Pro Tanto

Pro Tanto

Literal Meaning

So Far, to that extend

Explanation & Origin

Pro tanto is a Latin phrase which means “only to that extent” and is often used to denote partial fulfillment of an actual or potential obligation — often in the form of partial payment toward a claim asserted in a lawsuit.

Prot tanto is commonly used in cases, to describe a partial payment made for the taking by the government without prejudice to the right of the petitioner to bring an action for the full amount that he claims is due. So if a local government paid the owner of a property seized in an eminent domain case, pro tanto, the landowner would still have the option to counter-claim.


A judge gives an order for payments for one year, pro tanto.

Case Reference

In the case Tractors & Farm Equipments Ltd. vs Deputy Commissioner Of Income[1] it was observed In all the cases before us, which are centered on the proper interpretation of Rule. 1(iii) of the Second Schedule, it is common ground that the amount of depreciation allowed as deduction for purposes of income-tax assessment was in excess of the amount of depreciation charged in the books of account of the assessee. The Assessing Officer took the line that had the amount of depreciation actually allowed as deduction in income-tax assessment been charged in the books of account of the assessee, the surplus available for appropriation would have got reduced pro tanto, and that, in the process, the amount appropriated towards reserves would have also shrunk in size pro tanto. Rule 1(iii) talks of other reserves being reduced by the amount credited to such reserves as have been allowed as a deduction in computing the income of the assessee-company for the purposes of the IT Act. The term other reserves encompasses general reserve also. By reason of the assessees charging to profits a lesser sum as and by way of depreciation, the differential went to augment the general reserve. In the income-tax assessments, however, deduction had been allowed in respect of the differential. Therefore, the general reserve needs to be reduced pro tanto by virtue of the provisions of r. 1(iii). The same consideration will apply, with equal force, to the aggregate differential.

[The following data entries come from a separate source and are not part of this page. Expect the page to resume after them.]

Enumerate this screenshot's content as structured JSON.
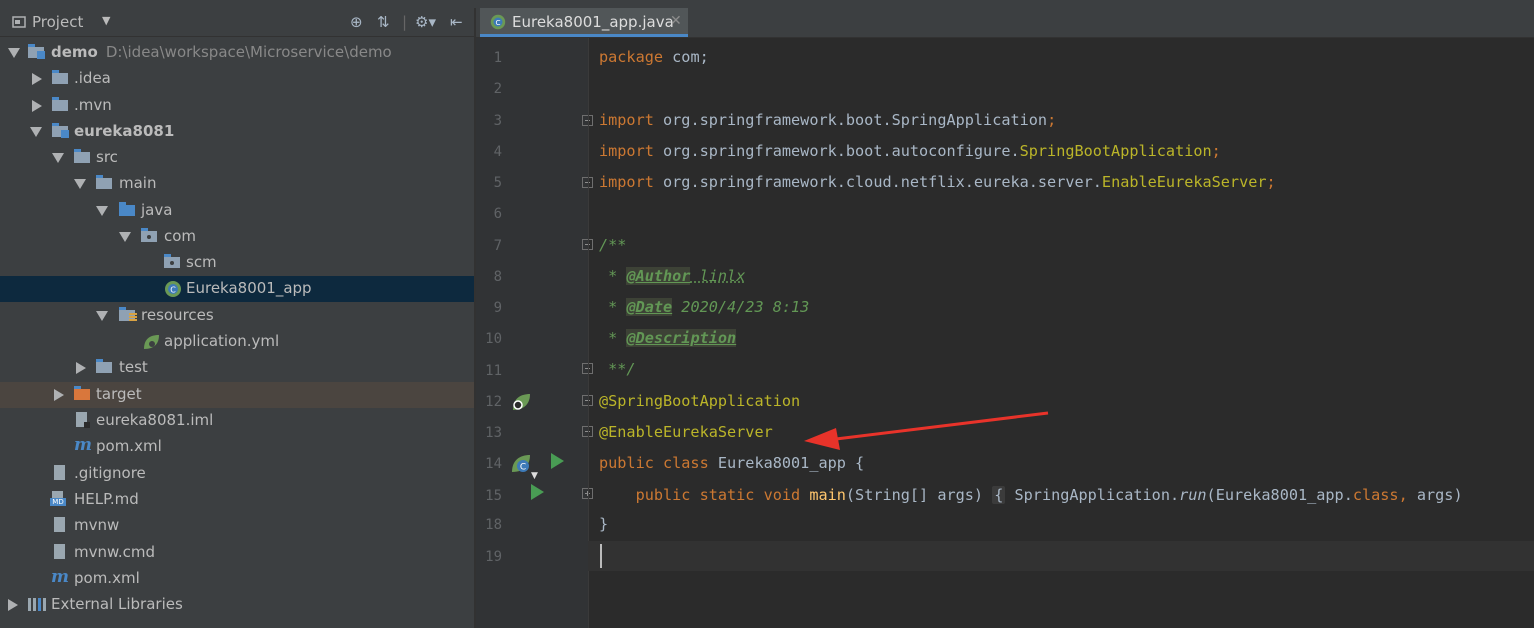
{
  "project_panel": {
    "title": "Project",
    "toolbar_icons": [
      "locate-icon",
      "collapse-icon",
      "gear-icon",
      "hide-icon"
    ],
    "tree": [
      {
        "label": "demo",
        "path": "D:\\idea\\workspace\\Microservice\\demo",
        "icon": "module-folder-icon",
        "expanded": true
      },
      {
        "label": ".idea",
        "icon": "folder-icon",
        "expanded": false
      },
      {
        "label": ".mvn",
        "icon": "folder-icon",
        "expanded": false
      },
      {
        "label": "eureka8081",
        "icon": "module-folder-icon",
        "expanded": true
      },
      {
        "label": "src",
        "icon": "folder-icon",
        "expanded": true
      },
      {
        "label": "main",
        "icon": "folder-icon",
        "expanded": true
      },
      {
        "label": "java",
        "icon": "source-folder-icon",
        "expanded": true
      },
      {
        "label": "com",
        "icon": "package-icon",
        "expanded": true
      },
      {
        "label": "scm",
        "icon": "package-icon"
      },
      {
        "label": "Eureka8001_app",
        "icon": "spring-class-icon",
        "selected": true
      },
      {
        "label": "resources",
        "icon": "resources-folder-icon",
        "expanded": true
      },
      {
        "label": "application.yml",
        "icon": "spring-config-icon"
      },
      {
        "label": "test",
        "icon": "folder-icon",
        "expanded": false
      },
      {
        "label": "target",
        "icon": "excluded-folder-icon",
        "expanded": false
      },
      {
        "label": "eureka8081.iml",
        "icon": "iml-file-icon"
      },
      {
        "label": "pom.xml",
        "icon": "maven-icon"
      },
      {
        "label": ".gitignore",
        "icon": "file-icon"
      },
      {
        "label": "HELP.md",
        "icon": "markdown-icon"
      },
      {
        "label": "mvnw",
        "icon": "file-icon"
      },
      {
        "label": "mvnw.cmd",
        "icon": "file-icon"
      },
      {
        "label": "pom.xml",
        "icon": "maven-icon"
      },
      {
        "label": "External Libraries",
        "icon": "libraries-icon",
        "expanded": false
      }
    ]
  },
  "editor": {
    "tab_label": "Eureka8001_app.java",
    "line_numbers": [
      "1",
      "2",
      "3",
      "4",
      "5",
      "6",
      "7",
      "8",
      "9",
      "10",
      "11",
      "12",
      "13",
      "14",
      "15",
      "18",
      "19"
    ],
    "code": {
      "l1_kw": "package",
      "l1_rest": " com;",
      "l3_kw": "import",
      "l3_pkg": " org.springframework.boot.SpringApplication",
      "l3_semi": ";",
      "l4_kw": "import",
      "l4_pkg": " org.springframework.boot.autoconfigure.",
      "l4_cls": "SpringBootApplication",
      "l4_semi": ";",
      "l5_kw": "import",
      "l5_pkg": " org.springframework.cloud.netflix.eureka.server.",
      "l5_cls": "EnableEurekaServer",
      "l5_semi": ";",
      "l7": "/**",
      "l8_star": " * ",
      "l8_tag": "@Author",
      "l8_val": " linlx",
      "l9_star": " * ",
      "l9_tag": "@Date",
      "l9_val": " 2020/4/23 8:13",
      "l10_star": " * ",
      "l10_tag": "@Description",
      "l11": " **/",
      "l12": "@SpringBootApplication",
      "l13": "@EnableEurekaServer",
      "l14_kw": "public class",
      "l14_rest": " Eureka8001_app {",
      "l15_kw": "public static void",
      "l15_fn": "main",
      "l15_args": "(String[] args) ",
      "l15_body_open": "{",
      "l15_body_cls": " SpringApplication.",
      "l15_body_run": "run",
      "l15_body_args": "(Eureka8001_app.",
      "l15_body_kw": "class,",
      "l15_body_tail": " args)",
      "l18": "}"
    },
    "colors": {
      "keyword": "#cc7832",
      "annotation": "#bbb529",
      "doc": "#629755",
      "method": "#ffc66d",
      "text": "#a9b7c6"
    }
  }
}
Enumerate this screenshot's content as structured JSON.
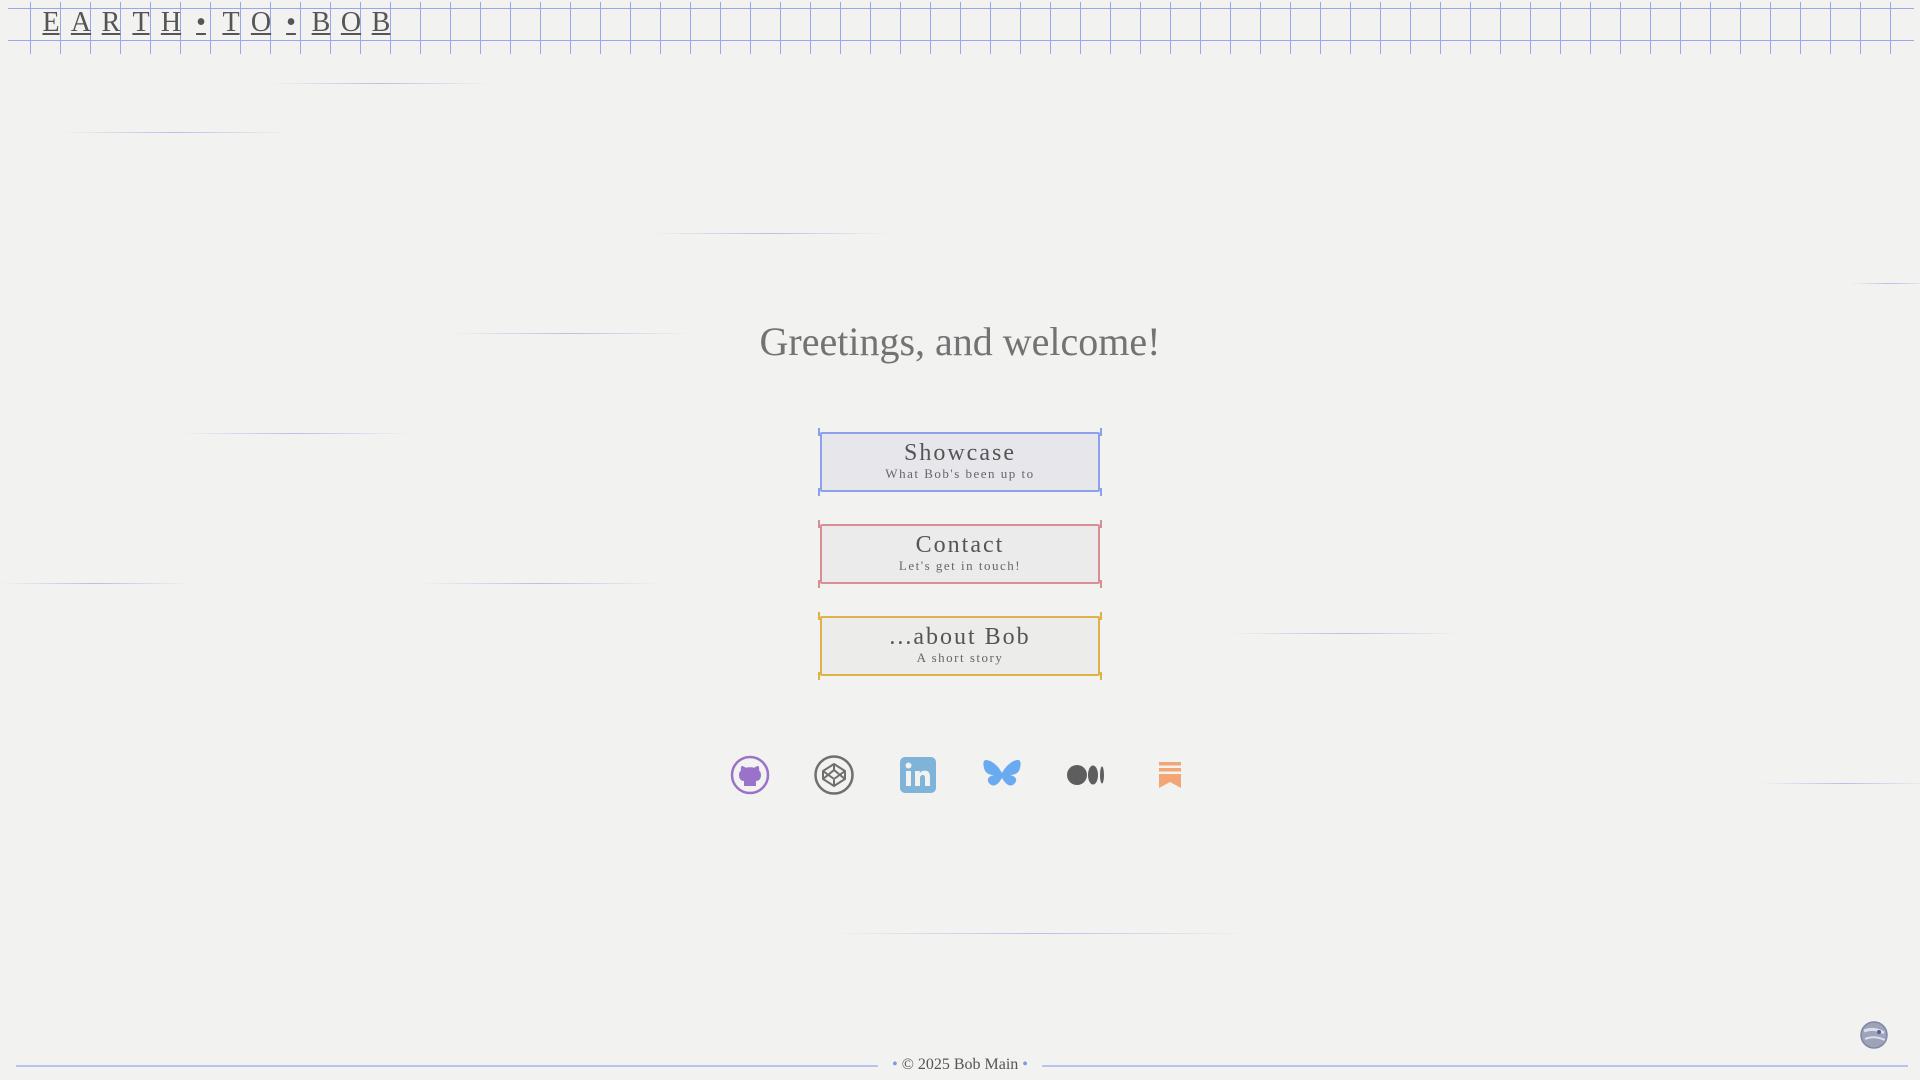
{
  "header": {
    "logo_letters": [
      "E",
      "A",
      "R",
      "T",
      "H",
      "•",
      "T",
      "O",
      "•",
      "B",
      "O",
      "B"
    ]
  },
  "main": {
    "greeting": "Greetings, and welcome!",
    "nav": [
      {
        "title": "Showcase",
        "subtitle": "What Bob's been up to",
        "color": "#8da0ef"
      },
      {
        "title": "Contact",
        "subtitle": "Let's get in touch!",
        "color": "#d88e92"
      },
      {
        "title": "...about Bob",
        "subtitle": "A short story",
        "color": "#ddb24a"
      }
    ],
    "socials": [
      {
        "icon": "github-icon",
        "color": "#9b72c9"
      },
      {
        "icon": "codepen-icon",
        "color": "#6f6f6f"
      },
      {
        "icon": "linkedin-icon",
        "color": "#7fb3d8"
      },
      {
        "icon": "bluesky-icon",
        "color": "#6aaaf0"
      },
      {
        "icon": "medium-icon",
        "color": "#5e5e5e"
      },
      {
        "icon": "substack-icon",
        "color": "#f2a676"
      }
    ]
  },
  "footer": {
    "copyright": "© 2025 Bob Main",
    "bullet": "•"
  },
  "colors": {
    "background": "#f2f2f1",
    "grid": "#9aa7ee",
    "text": "#555555"
  }
}
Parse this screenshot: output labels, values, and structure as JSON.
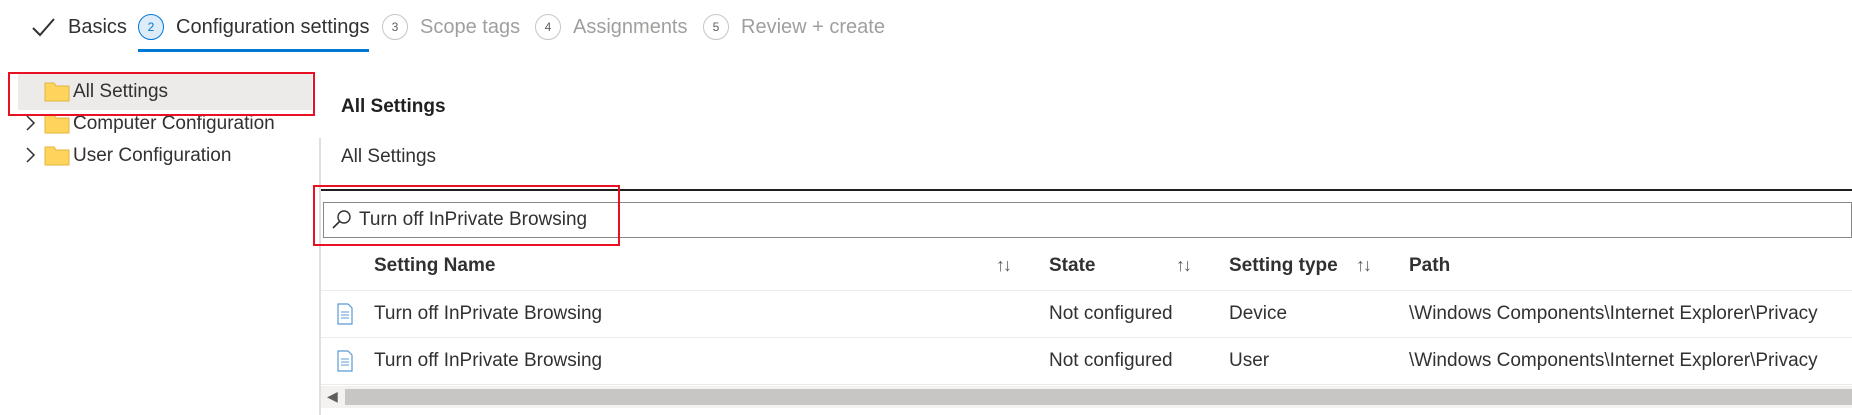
{
  "wizard": {
    "steps": [
      {
        "number": "",
        "label": "Basics",
        "state": "done"
      },
      {
        "number": "2",
        "label": "Configuration settings",
        "state": "active"
      },
      {
        "number": "3",
        "label": "Scope tags",
        "state": "pending"
      },
      {
        "number": "4",
        "label": "Assignments",
        "state": "pending"
      },
      {
        "number": "5",
        "label": "Review + create",
        "state": "pending"
      }
    ]
  },
  "tree": {
    "items": [
      {
        "label": "All Settings",
        "selected": true,
        "expandable": false
      },
      {
        "label": "Computer Configuration",
        "selected": false,
        "expandable": true
      },
      {
        "label": "User Configuration",
        "selected": false,
        "expandable": true
      }
    ]
  },
  "panel": {
    "title": "All Settings",
    "breadcrumb": "All Settings"
  },
  "search": {
    "value": "Turn off InPrivate Browsing"
  },
  "table": {
    "columns": [
      "Setting Name",
      "State",
      "Setting type",
      "Path"
    ],
    "rows": [
      {
        "name": "Turn off InPrivate Browsing",
        "state": "Not configured",
        "type": "Device",
        "path": "\\Windows Components\\Internet Explorer\\Privacy"
      },
      {
        "name": "Turn off InPrivate Browsing",
        "state": "Not configured",
        "type": "User",
        "path": "\\Windows Components\\Internet Explorer\\Privacy"
      }
    ]
  },
  "icons": {
    "folder": "folder-icon",
    "document": "document-icon",
    "search": "search-icon",
    "chevron": "chevron-right-icon",
    "check": "check-icon"
  },
  "colors": {
    "accent": "#0078d4",
    "highlight_box": "#e81123",
    "folder": "#ffd45c"
  }
}
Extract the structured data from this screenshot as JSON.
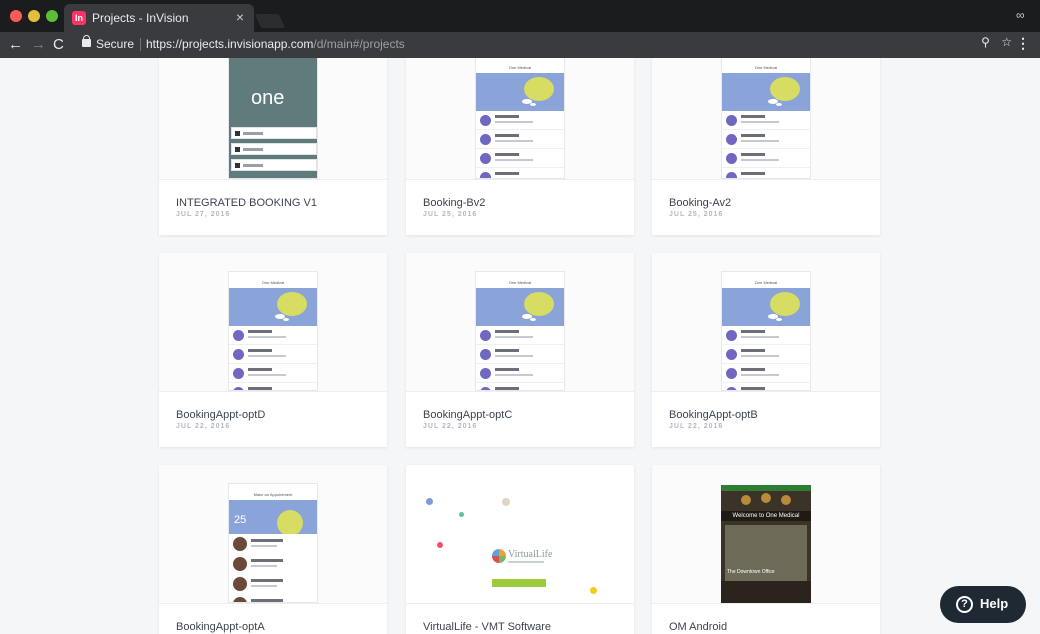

In the case Naresh Chandra Das And Anr. vs Emperor[2] it was held, proceeded on the footing that though the Judicial Committee did not decide the question whether Section 162, Criminal P.C., repealed pro tanto Section 27Evidence Act, yet the observations made by their Lordships on the point should be taken as indicating the only possible way in which the mutual relations of the two sections can be determined. With due respect it seems to me that there is no reason why the scope of enquiry into the matter should be taken as thus narrowed down by the above observations of their Lordships of the Judicial Committee. The whole question was expressly left open by their Lordships and it would not, in my judgment, be a fair reading of the observations made by their Lordships if we take them as laying down that ‘the words of Section 162, Criminal P.C., pro tanto repeal the provisions of Section 27Evidence Act, unless Section 27Evidence Act, is a special law within the meaning of Section 1 (2), Criminal P.C., and then unless Section 162 is not a specific provision to the contrary.’ Dalip Singh J. in Hakam Khuda Tar v. Emperor (’40) 27 A.I.R. 1940 Lah. 129 seems to have taken the same view of the observations as Collister J. Collister J. found support of his view of the mutual relations between the two sections also in the history of the sections. His reasoning from the history seems to be this : In the Criminal Procedure Code of 1882 (Act 10 of 1882), it was enacted in Section 162 that.In this case Young C. J., observed : (1) the Judicial Committee have made it perfectly clear that the words of Section 162 are wide enough to exclude any confession made to a police officer whether a discovery is made or not.

In the case of A.L.S.P.Pl. Subramania Chettiar vs Moniam P. Narayanaswami Gounder[3] it was observed that Section 128Contract Act, says that the liability of the surety is co-extensive with that of the principal debtor unless it is otherwise provided by contract. It is a settled principle of law that the surety’s- liability is only accessory and secondary. Under the express provisions of Section 128 his liability is made only co-extensive with that of the principal debtor. That can only mean that his liability, is no less or no more than that of the principal debtor. If the amount payable by the principal debtor is discharged in part, the surety’s liability also is pro tanto reduced. Mr. Bamachan-dra Aiyar urged that Section 128 ought not to be read or supposing the surety were an agriculturist and the principal debtor was not an agriculturist, it could not be urged that the principal debtor could claim scaling down simply because the surety could claim it and his liability was co-extensive with the surety’s. But here he is forgetting that the liability of the surety is accessory and secondary while the liability of the principal debtor is not and so the principal debtor, who is not an agriculturist and whose liability is primary, and not secondary or accessory, can be made to pay the full amount.

Edited by Vigneshwar Ramasubramania

Approved & Published – Sakshi Raje


[1] (1994) 49 TTJ Mad 500

[2] AIR 1942 Cal 593

[3] AIR 1951 Mad 48, (1950) 2 MLJ 472